    Section (20(f) was added in 1996. Effective August 1, 1996. Applies only to offense committed on or after that date.

     

    “(Previous) § 7. This act shall take effect on the first day of August next succeeding the date on which it shall have become a law and shall apply only to offenses occurring on or after such date.”

     

    See, 1996 N.Y. A.N. 948, 1996 N.Y. ALS 122, 1996 N.Y. LAWS 122, 1996 N.Y. A.N. 948. Approved June 5, 1996

     

     (F) FOR PURPOSES OF A PROSECUTION INVOLVING A SEXUAL OFFENSE AS DEFINED IN ARTICLE ONE HUNDRED THIRTY OF THE PENAL LAW COMMITTED AGAINST A CHILD LESS THAN EIGHTEEN YEARS OF AGE, INCEST AS DEFINED IN SECTION 255.25 OF THE PENAL LAW COMMITTED AGAINST A CHILD LESS THAN EIGHTEEN YEARS OF AGE, OR USE OF A CHILD IN A SEXUAL PERFORMANCE AS DEFINED IN SECTION 263.05 OF THE PENAL LAW, THE PERIOD OF LIMITATION SHALL NOT BEGIN TO RUN UNTIL THE CHILD HAS REACHED THE AGE OF EIGHTEEN OR THE OFFENSE IS REPORTED TO A LAW ENFORCEMENT AGENCY OR STATEWIDE CENTRAL REGISTER OF CHILD ABUSE AND MALTREATMENT, WHICHEVER OCCURS EARLIER.

     

Age of Majority/Age of Consent/Age of Marriage

 

Age of Majority: 18.  See, N.Y. C.P.L.R. 105(j).

Age of Consent: 17.  See, N.Y. Penal Law § 130.55.

 

Age of Marriage with Parental Consent: 17 with judicial consent [effective July 20, 2017].

Age of Marriage without Parental Consent: 18.

See, N.Y. Dom. Rel. Law §§ 15, 15-a.

 

No law as of January 2014

 

 

 

  • Civil Medical Neglect Statute

    (click to view)

    NEW YORK defense to child endangerment

     

    In any prosecution for endangering the welfare of a child based upon an alleged failure or refusal to provide proper medical care or treatment to an ill child, it is an affirmative defense that the defendant is a parent, guardian or other person legally charged with the care or custody of such child; is a member or adherent of an organized church or religious group the tenets of which prescribe prayer as the principal treatment for illness; and treated or caused such ill child to be treated in accordance with such tenets.

     

    New York Penal Law §260.15

     

  • Criminal Medical Neglect Statute

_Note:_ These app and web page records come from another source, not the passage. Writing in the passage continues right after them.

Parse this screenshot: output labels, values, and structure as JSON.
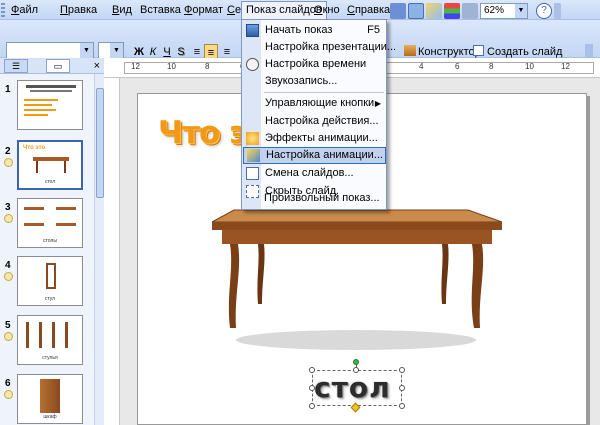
{
  "menubar": {
    "items": [
      {
        "id": "file",
        "label": "Файл",
        "acc": "Ф",
        "rest": "айл"
      },
      {
        "id": "edit",
        "label": "Правка",
        "acc": "П",
        "rest": "равка"
      },
      {
        "id": "view",
        "label": "Вид",
        "acc": "В",
        "rest": "ид"
      },
      {
        "id": "insert",
        "label": "Вставка",
        "acc": "",
        "rest": "Вставка"
      },
      {
        "id": "format",
        "label": "Формат",
        "acc": "Ф",
        "rest": "ормат"
      },
      {
        "id": "service",
        "label": "Сервис",
        "acc": "С",
        "rest": "ервис"
      },
      {
        "id": "slideshow",
        "label": "Показ слайдов",
        "acc": "",
        "rest": "Показ слайдов"
      },
      {
        "id": "window",
        "label": "Окно",
        "acc": "О",
        "rest": "кно"
      },
      {
        "id": "help",
        "label": "Справка",
        "acc": "С",
        "rest": "правка"
      }
    ],
    "open_menu": "Показ слайдов"
  },
  "toolbar": {
    "zoom": "62%",
    "bold": "Ж",
    "italic": "К",
    "underline": "Ч",
    "shadow": "S",
    "designer": "Конструктор",
    "new_slide": "Создать слайд"
  },
  "slideshow_menu": {
    "items": [
      {
        "id": "start",
        "label": "Начать показ",
        "shortcut": "F5",
        "icon": "projector-icon"
      },
      {
        "id": "setup",
        "label": "Настройка презентации...",
        "icon": ""
      },
      {
        "id": "rehearse",
        "label": "Настройка времени",
        "icon": "stopwatch-icon"
      },
      {
        "id": "record",
        "label": "Звукозапись...",
        "icon": ""
      },
      {
        "id": "action-buttons",
        "label": "Управляющие кнопки",
        "submenu": true,
        "icon": ""
      },
      {
        "id": "action-settings",
        "label": "Настройка действия...",
        "icon": ""
      },
      {
        "id": "animation-effects",
        "label": "Эффекты анимации...",
        "icon": "animation-effects-icon"
      },
      {
        "id": "custom-animation",
        "label": "Настройка анимации...",
        "icon": "custom-animation-icon",
        "highlighted": true
      },
      {
        "id": "transition",
        "label": "Смена слайдов...",
        "icon": "transition-icon"
      },
      {
        "id": "hide-slide",
        "label": "Скрыть слайд",
        "icon": "hide-slide-icon"
      },
      {
        "id": "custom-show",
        "label": "Произвольный показ...",
        "icon": ""
      }
    ]
  },
  "slides_pane": {
    "close": "×",
    "slides": [
      {
        "number": "1",
        "caption": ""
      },
      {
        "number": "2",
        "caption": "стол",
        "selected": true
      },
      {
        "number": "3",
        "caption": "столы"
      },
      {
        "number": "4",
        "caption": "стул"
      },
      {
        "number": "5",
        "caption": "стулья"
      },
      {
        "number": "6",
        "caption": "шкаф"
      }
    ]
  },
  "slide": {
    "title": "Что это",
    "caption": "стол"
  },
  "ruler": {
    "numbers": [
      "12",
      "10",
      "8",
      "6",
      "4",
      "2",
      "0",
      "2",
      "4",
      "6",
      "8",
      "10",
      "12"
    ]
  },
  "colors": {
    "title_orange": "#f29a16",
    "menu_highlight": "#c1d2ee",
    "toolbar_blue": "#c3d6f3"
  }
}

    (click to view)

    N?A

Extreme Religious Liberty Statute

Medical Neglect Statute

CHILD USA

c/o Penn Center for Youth and Family Trauma Response

3535 Market Street, Office 3092

Philadelphia, PA 19104

info@ChildUSA.org

(215) 746-4165

 © Child USA 2017